Improve your communications skills. This will help you set clear expectations for employees, manage up the chain of command to advocate for your team, and lay out a vision that motivates your employees and connects them to the company as a whole.
Don’t put off or shy away from honest conversations. Employees need—and want—regular feedback on what they’re doing well and where they could work a little harder. And they also appreciate ongoing conversations about the next steps in their career path and the way they can get there from their managers as well.
Only 23% of employees strongly agree their manager provides meaningful feedback to them, and 26% of employees strongly agree the feedback they receive helps them do better work. Those who strongly agree with these feedback elements are more likely to be engaged than other employees.

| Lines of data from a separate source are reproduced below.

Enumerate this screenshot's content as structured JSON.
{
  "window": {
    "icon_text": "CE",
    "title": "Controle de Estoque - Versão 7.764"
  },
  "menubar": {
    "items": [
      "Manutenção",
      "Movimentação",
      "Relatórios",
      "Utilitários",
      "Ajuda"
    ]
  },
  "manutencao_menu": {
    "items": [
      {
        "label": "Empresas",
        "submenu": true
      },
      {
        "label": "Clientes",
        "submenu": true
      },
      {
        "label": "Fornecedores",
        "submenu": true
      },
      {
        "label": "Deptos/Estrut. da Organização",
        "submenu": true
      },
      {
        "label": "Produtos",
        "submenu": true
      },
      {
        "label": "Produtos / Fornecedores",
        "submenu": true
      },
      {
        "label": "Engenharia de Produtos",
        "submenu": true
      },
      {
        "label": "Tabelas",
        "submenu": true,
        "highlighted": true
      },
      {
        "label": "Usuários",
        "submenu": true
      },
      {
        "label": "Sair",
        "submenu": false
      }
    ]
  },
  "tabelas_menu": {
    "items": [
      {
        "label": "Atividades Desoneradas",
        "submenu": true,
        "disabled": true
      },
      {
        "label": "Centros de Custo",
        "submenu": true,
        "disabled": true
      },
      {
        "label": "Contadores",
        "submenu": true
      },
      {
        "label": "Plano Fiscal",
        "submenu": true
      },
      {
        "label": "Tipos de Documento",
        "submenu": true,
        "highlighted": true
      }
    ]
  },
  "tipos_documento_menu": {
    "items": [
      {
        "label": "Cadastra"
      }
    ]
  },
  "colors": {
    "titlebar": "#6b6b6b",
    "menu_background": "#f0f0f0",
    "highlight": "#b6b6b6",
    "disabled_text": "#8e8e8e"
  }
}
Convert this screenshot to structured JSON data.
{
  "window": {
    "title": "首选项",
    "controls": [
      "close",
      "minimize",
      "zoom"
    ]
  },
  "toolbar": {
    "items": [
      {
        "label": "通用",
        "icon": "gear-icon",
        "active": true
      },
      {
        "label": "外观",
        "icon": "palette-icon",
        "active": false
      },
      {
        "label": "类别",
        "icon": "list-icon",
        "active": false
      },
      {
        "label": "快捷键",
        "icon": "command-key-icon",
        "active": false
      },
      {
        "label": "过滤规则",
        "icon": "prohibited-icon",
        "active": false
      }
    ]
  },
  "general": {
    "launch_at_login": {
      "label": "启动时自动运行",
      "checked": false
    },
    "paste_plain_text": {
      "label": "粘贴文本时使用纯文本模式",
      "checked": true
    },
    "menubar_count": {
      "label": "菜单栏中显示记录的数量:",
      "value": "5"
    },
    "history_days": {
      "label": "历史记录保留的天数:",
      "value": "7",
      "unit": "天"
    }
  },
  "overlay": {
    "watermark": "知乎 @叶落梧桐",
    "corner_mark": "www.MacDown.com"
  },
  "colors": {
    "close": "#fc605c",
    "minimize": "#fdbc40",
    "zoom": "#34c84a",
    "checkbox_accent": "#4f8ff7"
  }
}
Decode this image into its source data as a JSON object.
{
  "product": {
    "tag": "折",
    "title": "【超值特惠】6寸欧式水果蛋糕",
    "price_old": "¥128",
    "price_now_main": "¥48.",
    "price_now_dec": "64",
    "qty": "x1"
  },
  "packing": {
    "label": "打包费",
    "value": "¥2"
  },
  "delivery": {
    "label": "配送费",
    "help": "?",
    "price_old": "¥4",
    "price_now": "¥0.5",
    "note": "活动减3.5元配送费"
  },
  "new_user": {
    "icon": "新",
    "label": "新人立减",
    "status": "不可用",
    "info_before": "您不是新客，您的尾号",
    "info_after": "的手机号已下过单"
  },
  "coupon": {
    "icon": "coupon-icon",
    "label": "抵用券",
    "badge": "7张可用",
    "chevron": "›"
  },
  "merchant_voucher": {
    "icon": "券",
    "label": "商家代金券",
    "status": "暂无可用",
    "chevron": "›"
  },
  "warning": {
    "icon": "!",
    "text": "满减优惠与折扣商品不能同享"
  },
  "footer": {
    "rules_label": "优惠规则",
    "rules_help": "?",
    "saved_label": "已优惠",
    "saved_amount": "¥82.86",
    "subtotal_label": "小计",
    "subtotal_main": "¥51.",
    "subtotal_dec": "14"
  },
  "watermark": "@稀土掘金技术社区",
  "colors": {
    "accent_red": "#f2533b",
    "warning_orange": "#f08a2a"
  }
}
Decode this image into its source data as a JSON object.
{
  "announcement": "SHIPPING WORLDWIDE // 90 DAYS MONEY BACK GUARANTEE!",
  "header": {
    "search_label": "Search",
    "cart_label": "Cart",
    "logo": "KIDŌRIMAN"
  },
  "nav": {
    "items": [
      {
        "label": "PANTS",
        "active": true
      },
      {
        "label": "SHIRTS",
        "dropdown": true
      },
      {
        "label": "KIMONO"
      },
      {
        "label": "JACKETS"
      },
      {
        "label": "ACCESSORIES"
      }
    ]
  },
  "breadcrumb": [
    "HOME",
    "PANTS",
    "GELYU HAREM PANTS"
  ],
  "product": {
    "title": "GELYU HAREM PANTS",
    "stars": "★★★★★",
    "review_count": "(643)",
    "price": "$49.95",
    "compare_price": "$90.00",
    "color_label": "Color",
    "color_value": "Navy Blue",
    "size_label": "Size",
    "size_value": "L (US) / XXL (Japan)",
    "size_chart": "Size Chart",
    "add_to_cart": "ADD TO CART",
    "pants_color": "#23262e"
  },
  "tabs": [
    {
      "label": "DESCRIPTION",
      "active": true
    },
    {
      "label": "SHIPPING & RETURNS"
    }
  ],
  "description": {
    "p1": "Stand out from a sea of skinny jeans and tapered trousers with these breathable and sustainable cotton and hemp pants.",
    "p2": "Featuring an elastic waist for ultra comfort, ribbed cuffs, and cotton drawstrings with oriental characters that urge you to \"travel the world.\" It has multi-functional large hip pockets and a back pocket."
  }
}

–Gallup, State of the American Workplace 2020
Stay flexible. Micromanaging your team is one of the biggest mistakes managers make, though it’s often a well-intentioned attempt to make sure tasks go smoothly and important policies are followed. But each employee is their own person, and different situations require different responses, so don’t stick strictly to the rulebook when a little flexibility is warranted.
Don’t be afraid to adjust. Your employees want to be creative and innovative, and they’ll feel more engaged and satisfied if they have the chance to do so. Letting them look at old processes or programs with fresh eyes can give them autonomy and the chance to make a difference in how your organization runs–and that’s a win for everyone.
Management skills are something you learn—not something you’re born with. That’s great news, because it means it’s possible for everyone to become a better manager who motivates and engages their employees every day. And discovering your own strengths as a manager will help you become the great boss you were always meant to be.
For more tips on employee engagement, check out this resource: